I find inspiration through connecting the alien to the deeply personal. Everyone finds their own ways to cope with trauma, mental health problems, and hard-to-process emotions. One of my coping mechanisms is to immerse myself in the strange and the unexplained (I’m especially influenced by unsolved mysteries). When I experience intense feelings (be it abuse flashbacks, grief, or crushing unrequited feelings), it best manifests in writing as a reflection of something bizarre with which I share no concrete connection. It reveals those feelings in a more novel way.

I also like looking for connections to the personal with nature and ritual; in particular, through tarot. I take a lot of inspiration from the imagery of the tarot (which more or less follow the tropes of the Hero’s Journey).

Who are your favorite women writers?

My favorite writers include Anna Akhmatova, Nnedi Okorafor, Banana Yoshimoto, Roxane Gay, Sylvia Plath, Shirley Jackson, Han Kang, and Kim Yideum.

I especially love and am influenced by women graphic novelists and manga-ka. Hagio Moto, Marjorie Liu, Rumiko Takahashi, and Riyoko Ikeda regularly inspire my poetry and writing with their engaging storytelling and beautiful art.

What does your writing process look like?

I write a little bit every day; I keep a daily poem journal on Google Docs so I can access it anywhere. I’d say maybe 10% of that writing goes into poems that I submit for publication. Most of the time it is incomprehensible rambles about my day, but sometimes there’s a gem of a line that I pull out and turn into something else.

I also write fiction, and am in the middle of developing a new routine of writing 3,000 words per week. That has been much more challenging and unpredictable.

What advice do you have for fellow women writers?

It’s normal to feel self-conscious about your work. Submit it to that lit mag you really like, anyway. As a creative writing workshop facilitator, I’ve worked with writers of many genders and the majority have shared similar levels of self-consciousness about their work. But I feel that women writers can be less likely to submit their work because of those feelings. I’ve certainly dealt with that block – it took me almost ten years to start submitting my poems and stories to magazines.

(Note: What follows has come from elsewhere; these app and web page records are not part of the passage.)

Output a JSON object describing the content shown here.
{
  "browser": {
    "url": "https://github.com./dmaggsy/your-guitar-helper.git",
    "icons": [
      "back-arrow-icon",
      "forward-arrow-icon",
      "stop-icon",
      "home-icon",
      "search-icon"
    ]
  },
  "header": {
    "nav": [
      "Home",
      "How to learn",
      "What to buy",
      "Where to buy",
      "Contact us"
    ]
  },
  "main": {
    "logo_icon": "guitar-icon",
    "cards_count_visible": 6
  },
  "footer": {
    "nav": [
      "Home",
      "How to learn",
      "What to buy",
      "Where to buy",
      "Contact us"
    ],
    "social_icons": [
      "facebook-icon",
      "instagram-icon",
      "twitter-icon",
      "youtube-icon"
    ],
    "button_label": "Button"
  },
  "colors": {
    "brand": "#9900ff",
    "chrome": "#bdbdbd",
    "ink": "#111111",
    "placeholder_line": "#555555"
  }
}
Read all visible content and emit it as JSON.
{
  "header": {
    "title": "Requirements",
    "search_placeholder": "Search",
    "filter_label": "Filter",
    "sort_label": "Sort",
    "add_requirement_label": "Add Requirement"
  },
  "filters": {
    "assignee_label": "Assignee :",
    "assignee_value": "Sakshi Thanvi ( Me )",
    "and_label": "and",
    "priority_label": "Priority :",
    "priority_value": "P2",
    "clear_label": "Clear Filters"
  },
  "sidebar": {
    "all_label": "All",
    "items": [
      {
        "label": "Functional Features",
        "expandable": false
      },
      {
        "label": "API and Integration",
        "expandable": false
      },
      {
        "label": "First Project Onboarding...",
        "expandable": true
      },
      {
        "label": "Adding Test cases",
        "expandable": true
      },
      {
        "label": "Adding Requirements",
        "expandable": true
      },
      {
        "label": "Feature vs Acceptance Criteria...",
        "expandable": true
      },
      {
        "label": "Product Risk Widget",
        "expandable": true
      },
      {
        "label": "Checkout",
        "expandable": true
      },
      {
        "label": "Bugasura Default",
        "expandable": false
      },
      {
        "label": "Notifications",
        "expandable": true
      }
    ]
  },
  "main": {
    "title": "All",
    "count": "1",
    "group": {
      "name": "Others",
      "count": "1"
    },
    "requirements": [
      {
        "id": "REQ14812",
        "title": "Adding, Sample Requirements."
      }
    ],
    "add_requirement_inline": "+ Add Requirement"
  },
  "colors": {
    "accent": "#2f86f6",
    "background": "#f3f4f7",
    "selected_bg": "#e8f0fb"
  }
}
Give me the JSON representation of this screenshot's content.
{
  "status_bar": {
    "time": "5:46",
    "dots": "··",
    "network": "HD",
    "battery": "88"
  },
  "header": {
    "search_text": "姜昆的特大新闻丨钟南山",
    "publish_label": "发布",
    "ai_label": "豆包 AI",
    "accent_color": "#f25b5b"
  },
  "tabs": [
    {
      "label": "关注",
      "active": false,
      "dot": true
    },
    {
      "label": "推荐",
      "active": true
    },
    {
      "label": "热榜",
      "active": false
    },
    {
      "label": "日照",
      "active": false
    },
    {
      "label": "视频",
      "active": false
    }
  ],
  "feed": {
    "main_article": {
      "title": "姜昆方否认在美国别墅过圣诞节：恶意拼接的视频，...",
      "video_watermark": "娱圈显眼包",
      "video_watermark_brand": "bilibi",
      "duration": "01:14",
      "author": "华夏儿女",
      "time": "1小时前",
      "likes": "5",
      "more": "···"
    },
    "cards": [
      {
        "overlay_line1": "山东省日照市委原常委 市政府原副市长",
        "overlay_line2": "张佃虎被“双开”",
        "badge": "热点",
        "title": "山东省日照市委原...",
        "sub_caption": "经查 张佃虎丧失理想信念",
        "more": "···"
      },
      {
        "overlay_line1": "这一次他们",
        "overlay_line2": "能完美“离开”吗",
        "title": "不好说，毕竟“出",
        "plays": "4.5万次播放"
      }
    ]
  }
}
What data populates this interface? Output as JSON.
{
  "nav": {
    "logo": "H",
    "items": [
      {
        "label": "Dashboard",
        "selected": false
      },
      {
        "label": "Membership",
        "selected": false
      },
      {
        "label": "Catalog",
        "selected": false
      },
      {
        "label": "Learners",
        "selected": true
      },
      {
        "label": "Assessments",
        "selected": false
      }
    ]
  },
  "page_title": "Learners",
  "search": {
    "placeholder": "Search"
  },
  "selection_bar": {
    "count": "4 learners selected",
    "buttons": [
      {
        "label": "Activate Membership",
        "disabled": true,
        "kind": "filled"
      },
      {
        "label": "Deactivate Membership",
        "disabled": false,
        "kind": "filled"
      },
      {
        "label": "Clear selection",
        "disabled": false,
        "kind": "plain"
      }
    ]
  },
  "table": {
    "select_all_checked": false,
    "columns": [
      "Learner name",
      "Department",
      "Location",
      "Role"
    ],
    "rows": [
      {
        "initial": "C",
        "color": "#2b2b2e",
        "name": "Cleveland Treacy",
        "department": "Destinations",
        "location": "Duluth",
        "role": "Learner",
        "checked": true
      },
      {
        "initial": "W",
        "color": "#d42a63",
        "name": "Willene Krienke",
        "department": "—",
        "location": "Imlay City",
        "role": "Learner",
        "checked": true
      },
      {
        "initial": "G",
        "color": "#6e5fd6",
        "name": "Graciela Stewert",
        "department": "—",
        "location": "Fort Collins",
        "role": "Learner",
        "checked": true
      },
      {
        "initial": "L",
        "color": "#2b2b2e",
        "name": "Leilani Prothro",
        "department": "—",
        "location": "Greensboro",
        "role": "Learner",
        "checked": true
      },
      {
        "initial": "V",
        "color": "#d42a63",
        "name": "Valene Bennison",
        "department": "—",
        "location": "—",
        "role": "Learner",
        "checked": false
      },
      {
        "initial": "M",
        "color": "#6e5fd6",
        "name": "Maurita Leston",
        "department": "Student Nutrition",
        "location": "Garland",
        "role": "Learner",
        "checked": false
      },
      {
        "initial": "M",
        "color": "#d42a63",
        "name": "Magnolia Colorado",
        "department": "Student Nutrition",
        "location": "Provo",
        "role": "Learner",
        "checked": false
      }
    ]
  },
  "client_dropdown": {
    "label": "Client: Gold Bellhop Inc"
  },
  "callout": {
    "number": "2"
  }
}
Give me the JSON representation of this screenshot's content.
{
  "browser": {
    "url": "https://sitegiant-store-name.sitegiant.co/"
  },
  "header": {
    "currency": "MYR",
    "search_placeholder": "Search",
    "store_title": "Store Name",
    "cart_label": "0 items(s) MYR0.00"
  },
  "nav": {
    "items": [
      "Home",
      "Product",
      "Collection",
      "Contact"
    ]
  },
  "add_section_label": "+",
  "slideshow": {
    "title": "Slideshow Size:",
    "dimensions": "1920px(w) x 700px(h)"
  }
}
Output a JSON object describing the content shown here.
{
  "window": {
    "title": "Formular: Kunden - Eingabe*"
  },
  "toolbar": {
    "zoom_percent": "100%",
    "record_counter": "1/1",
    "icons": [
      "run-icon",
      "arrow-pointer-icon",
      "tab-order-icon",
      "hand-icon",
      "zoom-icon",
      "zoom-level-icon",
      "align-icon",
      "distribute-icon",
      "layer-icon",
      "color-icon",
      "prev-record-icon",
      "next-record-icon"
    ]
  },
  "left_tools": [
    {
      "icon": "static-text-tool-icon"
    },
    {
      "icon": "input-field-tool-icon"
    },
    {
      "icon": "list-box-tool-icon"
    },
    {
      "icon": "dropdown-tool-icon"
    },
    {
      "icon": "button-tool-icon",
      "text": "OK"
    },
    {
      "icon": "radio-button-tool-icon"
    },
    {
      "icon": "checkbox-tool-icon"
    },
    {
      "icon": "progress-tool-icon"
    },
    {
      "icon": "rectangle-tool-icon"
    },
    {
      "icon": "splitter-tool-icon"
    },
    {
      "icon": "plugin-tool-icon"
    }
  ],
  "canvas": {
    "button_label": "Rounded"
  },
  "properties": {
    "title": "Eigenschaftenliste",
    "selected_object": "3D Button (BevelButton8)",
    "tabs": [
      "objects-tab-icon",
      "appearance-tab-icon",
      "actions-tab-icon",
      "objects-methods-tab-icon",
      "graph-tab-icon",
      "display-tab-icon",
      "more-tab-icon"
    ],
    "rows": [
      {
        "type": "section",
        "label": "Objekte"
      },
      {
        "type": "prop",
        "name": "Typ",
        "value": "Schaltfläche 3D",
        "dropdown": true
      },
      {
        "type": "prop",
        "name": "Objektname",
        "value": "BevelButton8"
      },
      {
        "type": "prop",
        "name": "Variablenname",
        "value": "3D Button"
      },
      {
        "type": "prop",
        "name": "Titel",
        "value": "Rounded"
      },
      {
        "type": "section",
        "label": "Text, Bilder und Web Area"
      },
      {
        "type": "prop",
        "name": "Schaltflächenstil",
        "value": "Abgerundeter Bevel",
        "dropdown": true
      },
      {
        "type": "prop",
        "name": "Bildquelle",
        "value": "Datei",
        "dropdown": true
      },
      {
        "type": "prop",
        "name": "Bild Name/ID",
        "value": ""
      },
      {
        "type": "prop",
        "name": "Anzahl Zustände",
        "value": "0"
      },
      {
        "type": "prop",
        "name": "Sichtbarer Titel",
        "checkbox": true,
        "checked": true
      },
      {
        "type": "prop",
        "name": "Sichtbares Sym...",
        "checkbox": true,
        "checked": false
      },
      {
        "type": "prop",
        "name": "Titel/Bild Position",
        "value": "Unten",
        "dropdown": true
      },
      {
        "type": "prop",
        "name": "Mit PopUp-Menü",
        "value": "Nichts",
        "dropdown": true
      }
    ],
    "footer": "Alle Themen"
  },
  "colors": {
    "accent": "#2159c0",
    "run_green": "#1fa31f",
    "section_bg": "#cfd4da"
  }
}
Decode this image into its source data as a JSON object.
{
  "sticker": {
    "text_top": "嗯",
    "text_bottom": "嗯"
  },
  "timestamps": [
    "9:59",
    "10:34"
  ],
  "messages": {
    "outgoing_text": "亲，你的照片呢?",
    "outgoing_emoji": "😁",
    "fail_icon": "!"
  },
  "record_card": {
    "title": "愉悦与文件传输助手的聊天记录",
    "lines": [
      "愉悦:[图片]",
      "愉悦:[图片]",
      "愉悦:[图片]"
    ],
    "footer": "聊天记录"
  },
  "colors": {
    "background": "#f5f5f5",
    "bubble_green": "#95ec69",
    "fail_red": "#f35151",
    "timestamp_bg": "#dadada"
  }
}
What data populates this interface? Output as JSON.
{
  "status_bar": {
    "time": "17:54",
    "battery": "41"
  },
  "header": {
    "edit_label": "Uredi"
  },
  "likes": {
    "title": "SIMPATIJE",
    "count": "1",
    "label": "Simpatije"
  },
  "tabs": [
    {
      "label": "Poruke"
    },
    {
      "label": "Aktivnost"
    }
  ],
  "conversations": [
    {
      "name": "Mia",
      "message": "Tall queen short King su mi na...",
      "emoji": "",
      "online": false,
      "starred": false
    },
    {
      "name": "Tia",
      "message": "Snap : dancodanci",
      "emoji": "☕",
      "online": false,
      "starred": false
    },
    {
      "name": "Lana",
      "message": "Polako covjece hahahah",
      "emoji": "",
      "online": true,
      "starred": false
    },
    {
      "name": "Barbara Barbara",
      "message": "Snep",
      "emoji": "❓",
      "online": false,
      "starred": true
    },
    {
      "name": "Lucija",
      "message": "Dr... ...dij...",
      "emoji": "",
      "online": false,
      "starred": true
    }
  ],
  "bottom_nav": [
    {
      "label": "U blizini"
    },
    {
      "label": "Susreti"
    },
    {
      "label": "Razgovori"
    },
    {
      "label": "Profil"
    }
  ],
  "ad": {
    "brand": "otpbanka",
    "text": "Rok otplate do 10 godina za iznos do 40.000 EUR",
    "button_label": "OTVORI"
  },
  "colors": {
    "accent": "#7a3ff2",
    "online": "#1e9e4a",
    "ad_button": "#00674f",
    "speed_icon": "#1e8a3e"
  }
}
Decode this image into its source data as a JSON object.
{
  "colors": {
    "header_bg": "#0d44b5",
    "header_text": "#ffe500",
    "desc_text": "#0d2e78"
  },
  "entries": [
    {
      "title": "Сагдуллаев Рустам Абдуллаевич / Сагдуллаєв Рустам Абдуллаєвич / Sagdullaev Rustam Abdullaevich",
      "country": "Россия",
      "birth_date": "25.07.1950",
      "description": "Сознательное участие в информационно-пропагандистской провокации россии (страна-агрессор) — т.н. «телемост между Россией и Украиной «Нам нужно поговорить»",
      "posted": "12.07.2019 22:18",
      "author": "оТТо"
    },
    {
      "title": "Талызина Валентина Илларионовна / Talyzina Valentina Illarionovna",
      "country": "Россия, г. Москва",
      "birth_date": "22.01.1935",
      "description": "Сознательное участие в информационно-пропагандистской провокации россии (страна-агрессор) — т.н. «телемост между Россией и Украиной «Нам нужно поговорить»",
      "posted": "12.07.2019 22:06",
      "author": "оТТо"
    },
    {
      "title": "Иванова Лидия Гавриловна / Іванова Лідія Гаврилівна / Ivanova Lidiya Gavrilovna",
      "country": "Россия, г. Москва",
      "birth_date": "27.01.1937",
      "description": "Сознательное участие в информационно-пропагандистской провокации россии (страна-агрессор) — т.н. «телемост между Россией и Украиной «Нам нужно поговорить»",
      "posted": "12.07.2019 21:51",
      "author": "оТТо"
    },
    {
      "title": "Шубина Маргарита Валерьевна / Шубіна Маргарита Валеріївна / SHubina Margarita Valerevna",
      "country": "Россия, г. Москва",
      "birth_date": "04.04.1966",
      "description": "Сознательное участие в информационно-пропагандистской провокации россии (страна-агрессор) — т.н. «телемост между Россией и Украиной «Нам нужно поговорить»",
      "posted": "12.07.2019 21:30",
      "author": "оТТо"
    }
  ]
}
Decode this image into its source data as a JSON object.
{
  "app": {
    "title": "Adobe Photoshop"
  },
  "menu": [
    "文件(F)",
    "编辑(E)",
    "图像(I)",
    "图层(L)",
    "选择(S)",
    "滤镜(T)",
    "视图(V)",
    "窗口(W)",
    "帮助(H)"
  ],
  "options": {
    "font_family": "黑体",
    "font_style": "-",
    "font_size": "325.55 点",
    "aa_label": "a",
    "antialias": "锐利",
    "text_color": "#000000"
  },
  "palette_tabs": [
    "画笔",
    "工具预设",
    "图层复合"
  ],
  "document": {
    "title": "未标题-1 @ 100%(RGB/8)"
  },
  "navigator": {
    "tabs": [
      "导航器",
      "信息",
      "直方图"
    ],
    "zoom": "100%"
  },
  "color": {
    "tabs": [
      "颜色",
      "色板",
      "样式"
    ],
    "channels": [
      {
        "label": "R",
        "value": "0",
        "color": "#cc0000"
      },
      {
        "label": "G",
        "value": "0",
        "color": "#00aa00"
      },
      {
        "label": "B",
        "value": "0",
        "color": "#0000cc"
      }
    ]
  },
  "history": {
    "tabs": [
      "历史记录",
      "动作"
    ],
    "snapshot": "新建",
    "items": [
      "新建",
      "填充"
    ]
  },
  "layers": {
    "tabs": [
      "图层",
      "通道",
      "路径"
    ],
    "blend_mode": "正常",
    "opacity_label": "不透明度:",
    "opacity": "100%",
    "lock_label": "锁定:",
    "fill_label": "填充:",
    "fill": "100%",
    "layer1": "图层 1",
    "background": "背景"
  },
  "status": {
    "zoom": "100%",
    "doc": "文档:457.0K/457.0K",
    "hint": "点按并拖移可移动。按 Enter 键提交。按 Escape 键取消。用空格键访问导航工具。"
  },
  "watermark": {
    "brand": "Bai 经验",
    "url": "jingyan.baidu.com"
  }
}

What are you currently working on?

Because I like to torture myself, I’m working on three separate projects. One is another short poetry collection, which I’m almost finished editing. I also have a short story collection. I’ve already submitted it to some presses that I love, but have recently considered expanding it from a chapbook to a full-length collection. The biggest goal I have the remainder of 2018 is completing the initial draft of my first novella, which combines my loves of sci-fi and unsolved mysteries.

Be sure to check out her book Miss Macross Vs. Batman! and follow her on Twitter @MissMacross.